We don’t publish hourly rates. That’s mostly because we charge by the project, not by the hour.
We’ll give you a quoted price for your project before we begin, and the price remains firm regardless of the time it takes to complete the defined scope of work. In other words, you pay for defined results, not a potentially variable number of hours.
We do things this way because there are significant problems with pricing photography services based on an hourly rate.
- A photographer and client may agree on an hourly rate, but have very different expectations of how long the project will take and thus what the final cost will be.

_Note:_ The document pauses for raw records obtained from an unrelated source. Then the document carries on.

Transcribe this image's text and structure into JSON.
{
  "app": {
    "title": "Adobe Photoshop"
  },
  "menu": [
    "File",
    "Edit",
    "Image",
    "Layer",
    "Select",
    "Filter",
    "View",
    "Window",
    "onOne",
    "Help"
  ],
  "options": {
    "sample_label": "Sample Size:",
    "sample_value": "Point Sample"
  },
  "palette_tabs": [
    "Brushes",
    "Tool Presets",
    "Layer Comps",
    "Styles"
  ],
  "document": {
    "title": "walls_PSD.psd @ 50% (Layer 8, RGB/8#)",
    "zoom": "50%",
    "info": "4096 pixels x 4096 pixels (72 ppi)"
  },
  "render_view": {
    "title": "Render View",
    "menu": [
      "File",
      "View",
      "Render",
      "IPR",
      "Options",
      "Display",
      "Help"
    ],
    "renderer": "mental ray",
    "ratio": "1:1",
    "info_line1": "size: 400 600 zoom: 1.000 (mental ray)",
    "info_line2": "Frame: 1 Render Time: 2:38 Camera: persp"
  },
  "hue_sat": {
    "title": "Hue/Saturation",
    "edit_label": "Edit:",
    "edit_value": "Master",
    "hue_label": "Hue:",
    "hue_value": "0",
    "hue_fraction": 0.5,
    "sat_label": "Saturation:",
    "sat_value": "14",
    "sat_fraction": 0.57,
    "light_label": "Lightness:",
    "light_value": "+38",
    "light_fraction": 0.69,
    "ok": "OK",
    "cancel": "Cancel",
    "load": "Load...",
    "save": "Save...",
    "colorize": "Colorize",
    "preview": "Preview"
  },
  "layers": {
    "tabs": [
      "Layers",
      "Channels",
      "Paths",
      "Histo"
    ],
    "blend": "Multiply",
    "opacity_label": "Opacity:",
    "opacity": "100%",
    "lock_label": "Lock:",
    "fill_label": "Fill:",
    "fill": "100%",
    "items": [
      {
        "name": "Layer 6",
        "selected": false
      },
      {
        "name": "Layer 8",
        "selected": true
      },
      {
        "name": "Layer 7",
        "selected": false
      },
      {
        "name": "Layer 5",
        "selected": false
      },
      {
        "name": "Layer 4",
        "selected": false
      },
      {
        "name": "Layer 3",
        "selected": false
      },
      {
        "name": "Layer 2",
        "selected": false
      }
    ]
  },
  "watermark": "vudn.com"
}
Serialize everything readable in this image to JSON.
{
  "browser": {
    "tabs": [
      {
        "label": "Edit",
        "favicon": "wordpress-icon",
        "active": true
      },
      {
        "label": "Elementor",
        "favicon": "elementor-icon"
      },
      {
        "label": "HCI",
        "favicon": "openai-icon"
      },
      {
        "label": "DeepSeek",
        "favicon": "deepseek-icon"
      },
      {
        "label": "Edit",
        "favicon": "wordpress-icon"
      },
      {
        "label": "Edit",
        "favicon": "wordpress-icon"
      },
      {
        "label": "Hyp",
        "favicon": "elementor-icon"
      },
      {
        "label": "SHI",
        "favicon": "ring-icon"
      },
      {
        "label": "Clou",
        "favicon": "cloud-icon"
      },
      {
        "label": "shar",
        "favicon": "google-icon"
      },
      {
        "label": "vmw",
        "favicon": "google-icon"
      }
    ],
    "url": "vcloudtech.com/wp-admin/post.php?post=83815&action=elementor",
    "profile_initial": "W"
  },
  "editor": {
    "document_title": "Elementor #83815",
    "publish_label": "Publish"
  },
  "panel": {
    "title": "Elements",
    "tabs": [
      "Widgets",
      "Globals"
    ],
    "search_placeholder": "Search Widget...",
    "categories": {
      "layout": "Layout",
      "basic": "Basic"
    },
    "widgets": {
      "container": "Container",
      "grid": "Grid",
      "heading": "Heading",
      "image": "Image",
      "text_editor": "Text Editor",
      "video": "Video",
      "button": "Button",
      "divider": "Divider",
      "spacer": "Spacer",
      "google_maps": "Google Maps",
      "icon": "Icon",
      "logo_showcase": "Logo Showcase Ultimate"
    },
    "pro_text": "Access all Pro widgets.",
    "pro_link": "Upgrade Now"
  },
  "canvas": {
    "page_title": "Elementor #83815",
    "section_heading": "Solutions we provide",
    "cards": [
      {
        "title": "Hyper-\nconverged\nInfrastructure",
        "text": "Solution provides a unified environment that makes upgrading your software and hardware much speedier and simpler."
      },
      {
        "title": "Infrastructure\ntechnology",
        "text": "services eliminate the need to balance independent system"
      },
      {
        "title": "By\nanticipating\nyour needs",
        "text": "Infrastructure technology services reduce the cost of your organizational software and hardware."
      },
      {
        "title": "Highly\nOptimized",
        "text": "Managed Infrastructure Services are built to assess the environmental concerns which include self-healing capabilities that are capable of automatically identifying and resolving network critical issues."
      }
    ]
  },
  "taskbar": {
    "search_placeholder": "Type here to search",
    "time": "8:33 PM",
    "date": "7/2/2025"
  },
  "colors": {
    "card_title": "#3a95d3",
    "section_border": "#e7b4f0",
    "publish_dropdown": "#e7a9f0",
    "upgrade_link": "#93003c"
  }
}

- Hourly billing creates an incentive for the photographer to take as much time as possible in order to increase total billing for the project. Knowing this, the client feels compelled to monitor and micro-manage the photographer in order to reduce costs. As a result, conflict is built into the relationship and quality can suffer. Removing the relentless “time is money” pressure makes it easier to concentrate on producing quality work.
- The time spent with camera in hand shooting photographs is just the “tip of the iceburg”. Producing quality images requires a significant amount of time spent processing image files and other behind-the-scenes tasks that are invisible to the client. Billing for this hidden time is problematic. If the photographer charges only for shooting time, the rate must be inflated to compensate for the other, un-billed time spent on the project, but when the client only sees the shooting time, they often feel like they are being grossly overcharged for something that didn’t appear to take very long. If the photographer bills separately for shooting and processing time, that can give the client a better sense of the total time spent, but they may be feel suspicious about whether they are getting a fair accounting for the invisible time that they can’t observe directly. Charging a fixed amount for clearly defined results instead of time-based billing helps everyone to feel like they got a fair deal without obsessing over watching the clock.
- Clients often use hourly rate for “comparison shopping” in an effort to ensure that they are getting the best value. It might work if all photographers were similarly skilled and productive, but that’s not the case. A $50-per-hour photographer might look like a better value than a $100-per-hour photographer, but not if the photographer with the lower rate takes four times longer to get the job done. (That’s not an unrealistically exaggerated example. We’ve seen far more extreme examples.) Value is in the total cost for the project, not the lowest hourly rate.
- Clients sometimes use a photographer’s hourly rate as a measure of quality, but that doesn’t really work either. It’s true that an unusually low hourly rate is often a “red flag” indicating an inexperienced beginner photographer who may be unable to reliably deliver quality images, but there are exceptions to the “low price = low quality” general rule. Conversely, a much higher-than-normal hourly rate doesn’t necessarily guarantee correspondingly higher quality images. There may be some validity to the presumption that a high-priced photographer “must be doing something right” to be able to command a premium hourly rate, but that “something” may have more to do with their sales and marketing skills than their photographic talents. If you want to compare the quality of different photographers, look at their portfolio images, not their rates.